(TASK):
Report every line of the records that contains the word "Chromium".
::::
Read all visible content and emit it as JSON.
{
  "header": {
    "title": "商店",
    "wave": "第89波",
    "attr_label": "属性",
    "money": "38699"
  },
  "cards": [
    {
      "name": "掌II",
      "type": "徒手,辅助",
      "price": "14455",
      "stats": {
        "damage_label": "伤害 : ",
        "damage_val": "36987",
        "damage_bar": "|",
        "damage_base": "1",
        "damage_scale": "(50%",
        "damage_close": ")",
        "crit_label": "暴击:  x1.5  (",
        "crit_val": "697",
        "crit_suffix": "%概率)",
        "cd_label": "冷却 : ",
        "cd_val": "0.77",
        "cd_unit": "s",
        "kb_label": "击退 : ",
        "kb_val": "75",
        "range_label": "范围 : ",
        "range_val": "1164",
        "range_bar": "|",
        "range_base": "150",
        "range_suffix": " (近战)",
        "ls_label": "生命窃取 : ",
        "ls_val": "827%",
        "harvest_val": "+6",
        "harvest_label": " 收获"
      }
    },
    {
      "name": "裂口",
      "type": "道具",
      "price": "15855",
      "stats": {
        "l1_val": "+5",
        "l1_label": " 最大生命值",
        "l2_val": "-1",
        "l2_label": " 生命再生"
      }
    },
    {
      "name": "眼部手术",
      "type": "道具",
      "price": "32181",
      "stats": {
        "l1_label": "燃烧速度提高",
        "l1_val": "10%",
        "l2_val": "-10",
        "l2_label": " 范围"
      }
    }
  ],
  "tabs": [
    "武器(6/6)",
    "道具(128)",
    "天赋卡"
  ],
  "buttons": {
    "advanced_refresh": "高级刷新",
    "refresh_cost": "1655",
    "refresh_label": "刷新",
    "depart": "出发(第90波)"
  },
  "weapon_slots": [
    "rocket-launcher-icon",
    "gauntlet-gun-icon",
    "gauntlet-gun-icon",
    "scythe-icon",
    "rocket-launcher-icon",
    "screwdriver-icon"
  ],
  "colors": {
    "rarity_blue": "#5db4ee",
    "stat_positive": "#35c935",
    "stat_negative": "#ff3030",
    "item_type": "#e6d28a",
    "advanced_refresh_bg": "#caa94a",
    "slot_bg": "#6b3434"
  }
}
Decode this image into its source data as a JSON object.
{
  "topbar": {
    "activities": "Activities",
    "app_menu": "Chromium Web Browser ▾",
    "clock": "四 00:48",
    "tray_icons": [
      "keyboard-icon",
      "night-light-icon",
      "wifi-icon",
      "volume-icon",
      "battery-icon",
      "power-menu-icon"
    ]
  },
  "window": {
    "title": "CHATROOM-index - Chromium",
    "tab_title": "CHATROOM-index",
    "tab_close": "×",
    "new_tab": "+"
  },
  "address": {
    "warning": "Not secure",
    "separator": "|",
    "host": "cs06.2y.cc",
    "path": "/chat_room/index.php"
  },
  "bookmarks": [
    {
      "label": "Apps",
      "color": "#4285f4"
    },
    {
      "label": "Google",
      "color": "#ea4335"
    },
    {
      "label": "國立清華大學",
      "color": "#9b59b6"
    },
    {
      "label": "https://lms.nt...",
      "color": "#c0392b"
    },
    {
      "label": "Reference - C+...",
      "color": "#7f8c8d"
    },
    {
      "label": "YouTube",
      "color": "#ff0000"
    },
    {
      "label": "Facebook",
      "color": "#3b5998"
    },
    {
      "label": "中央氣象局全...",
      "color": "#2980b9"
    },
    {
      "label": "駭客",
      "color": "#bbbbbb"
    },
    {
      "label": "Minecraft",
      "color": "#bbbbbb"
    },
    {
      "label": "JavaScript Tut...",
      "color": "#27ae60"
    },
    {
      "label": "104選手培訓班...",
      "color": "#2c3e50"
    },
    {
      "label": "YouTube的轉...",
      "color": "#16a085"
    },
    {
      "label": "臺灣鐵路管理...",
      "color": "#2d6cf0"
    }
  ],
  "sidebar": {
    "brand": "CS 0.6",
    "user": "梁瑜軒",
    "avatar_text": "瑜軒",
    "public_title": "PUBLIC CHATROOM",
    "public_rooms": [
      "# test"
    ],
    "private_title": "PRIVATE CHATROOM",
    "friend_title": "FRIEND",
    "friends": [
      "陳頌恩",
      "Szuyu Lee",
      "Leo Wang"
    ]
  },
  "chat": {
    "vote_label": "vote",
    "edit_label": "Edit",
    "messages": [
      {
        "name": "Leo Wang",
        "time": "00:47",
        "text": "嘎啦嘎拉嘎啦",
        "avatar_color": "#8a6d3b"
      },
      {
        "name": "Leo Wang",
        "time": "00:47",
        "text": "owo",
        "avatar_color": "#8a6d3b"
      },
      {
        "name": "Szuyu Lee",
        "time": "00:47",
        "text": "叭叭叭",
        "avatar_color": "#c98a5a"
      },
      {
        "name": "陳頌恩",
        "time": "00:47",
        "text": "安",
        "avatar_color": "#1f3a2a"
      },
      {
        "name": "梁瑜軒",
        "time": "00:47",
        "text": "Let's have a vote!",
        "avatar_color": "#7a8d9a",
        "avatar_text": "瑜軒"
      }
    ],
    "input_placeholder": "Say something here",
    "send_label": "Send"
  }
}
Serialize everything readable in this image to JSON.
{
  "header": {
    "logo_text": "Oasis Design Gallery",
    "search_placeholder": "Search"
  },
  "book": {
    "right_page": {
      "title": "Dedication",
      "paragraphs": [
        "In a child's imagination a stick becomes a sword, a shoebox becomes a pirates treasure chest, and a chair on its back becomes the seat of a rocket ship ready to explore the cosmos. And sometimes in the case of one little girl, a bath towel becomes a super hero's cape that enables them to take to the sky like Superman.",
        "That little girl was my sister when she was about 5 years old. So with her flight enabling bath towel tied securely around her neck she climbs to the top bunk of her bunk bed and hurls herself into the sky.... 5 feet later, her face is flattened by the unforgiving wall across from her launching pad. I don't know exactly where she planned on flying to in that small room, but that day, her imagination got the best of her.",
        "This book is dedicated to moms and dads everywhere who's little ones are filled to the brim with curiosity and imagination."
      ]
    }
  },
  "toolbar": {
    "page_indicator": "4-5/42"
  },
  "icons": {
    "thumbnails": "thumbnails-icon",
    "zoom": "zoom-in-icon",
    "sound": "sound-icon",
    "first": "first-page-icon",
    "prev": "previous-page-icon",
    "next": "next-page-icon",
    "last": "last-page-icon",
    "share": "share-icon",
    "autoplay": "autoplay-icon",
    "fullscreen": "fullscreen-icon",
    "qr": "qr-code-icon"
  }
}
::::
(OUTPUT OF THE EXERCISE):
    "app_menu": "Chromium Web Browser ▾",
    "title": "CHATROOM-index - Chromium",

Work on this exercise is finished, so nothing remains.